INPUT DATA:

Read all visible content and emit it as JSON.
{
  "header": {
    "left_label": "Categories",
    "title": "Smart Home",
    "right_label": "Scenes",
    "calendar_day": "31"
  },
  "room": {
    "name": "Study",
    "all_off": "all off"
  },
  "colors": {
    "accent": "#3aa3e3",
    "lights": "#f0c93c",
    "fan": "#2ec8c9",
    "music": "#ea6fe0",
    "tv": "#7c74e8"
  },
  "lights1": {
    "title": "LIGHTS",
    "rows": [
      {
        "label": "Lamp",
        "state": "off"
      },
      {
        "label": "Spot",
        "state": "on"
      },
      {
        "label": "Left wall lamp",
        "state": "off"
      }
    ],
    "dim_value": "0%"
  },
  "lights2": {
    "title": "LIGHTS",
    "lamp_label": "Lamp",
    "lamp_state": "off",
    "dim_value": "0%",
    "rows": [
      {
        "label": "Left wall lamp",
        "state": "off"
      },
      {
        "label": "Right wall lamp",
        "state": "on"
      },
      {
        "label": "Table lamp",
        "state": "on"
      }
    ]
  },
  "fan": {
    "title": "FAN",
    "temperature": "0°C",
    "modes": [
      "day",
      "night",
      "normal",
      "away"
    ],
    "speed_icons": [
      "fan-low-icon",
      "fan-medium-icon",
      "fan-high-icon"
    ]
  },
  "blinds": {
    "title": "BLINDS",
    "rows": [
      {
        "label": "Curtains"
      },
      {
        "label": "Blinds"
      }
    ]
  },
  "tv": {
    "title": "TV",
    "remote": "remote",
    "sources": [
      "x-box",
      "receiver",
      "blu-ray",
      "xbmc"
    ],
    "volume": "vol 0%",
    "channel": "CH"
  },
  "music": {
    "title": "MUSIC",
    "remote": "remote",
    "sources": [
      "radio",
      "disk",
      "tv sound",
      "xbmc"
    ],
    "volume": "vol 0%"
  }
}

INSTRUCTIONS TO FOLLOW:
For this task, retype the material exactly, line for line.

EXERCISE OUTPUT:
Read all visible content and emit it as JSON.
{
  "header": {
    "left_label": "Categories",
    "title": "Smart Home",
    "right_label": "Scenes",
    "calendar_day": "31"
  },
  "room": {
    "name": "Study",
    "all_off": "all off"
  },
  "colors": {
    "accent": "#3aa3e3",
    "lights": "#f0c93c",
    "fan": "#2ec8c9",
    "music": "#ea6fe0",
    "tv": "#7c74e8"
  },
  "lights1": {
    "title": "LIGHTS",
    "rows": [
      {
        "label": "Lamp",
        "state": "off"
      },
      {
        "label": "Spot",
        "state": "on"
      },
      {
        "label": "Left wall lamp",
        "state": "off"
      }
    ],
    "dim_value": "0%"
  },
  "lights2": {
    "title": "LIGHTS",
    "lamp_label": "Lamp",
    "lamp_state": "off",
    "dim_value": "0%",
    "rows": [
      {
        "label": "Left wall lamp",
        "state": "off"
      },
      {
        "label": "Right wall lamp",
        "state": "on"
      },
      {
        "label": "Table lamp",
        "state": "on"
      }
    ]
  },
  "fan": {
    "title": "FAN",
    "temperature": "0°C",
    "modes": [
      "day",
      "night",
      "normal",
      "away"
    ],
    "speed_icons": [
      "fan-low-icon",
      "fan-medium-icon",
      "fan-high-icon"
    ]
  },
  "blinds": {
    "title": "BLINDS",
    "rows": [
      {
        "label": "Curtains"
      },
      {
        "label": "Blinds"
      }
    ]
  },
  "tv": {
    "title": "TV",
    "remote": "remote",
    "sources": [
      "x-box",
      "receiver",
      "blu-ray",
      "xbmc"
    ],
    "volume": "vol 0%",
    "channel": "CH"
  },
  "music": {
    "title": "MUSIC",
    "remote": "remote",
    "sources": [
      "radio",
      "disk",
      "tv sound",
      "xbmc"
    ],
    "volume": "vol 0%"
  }
}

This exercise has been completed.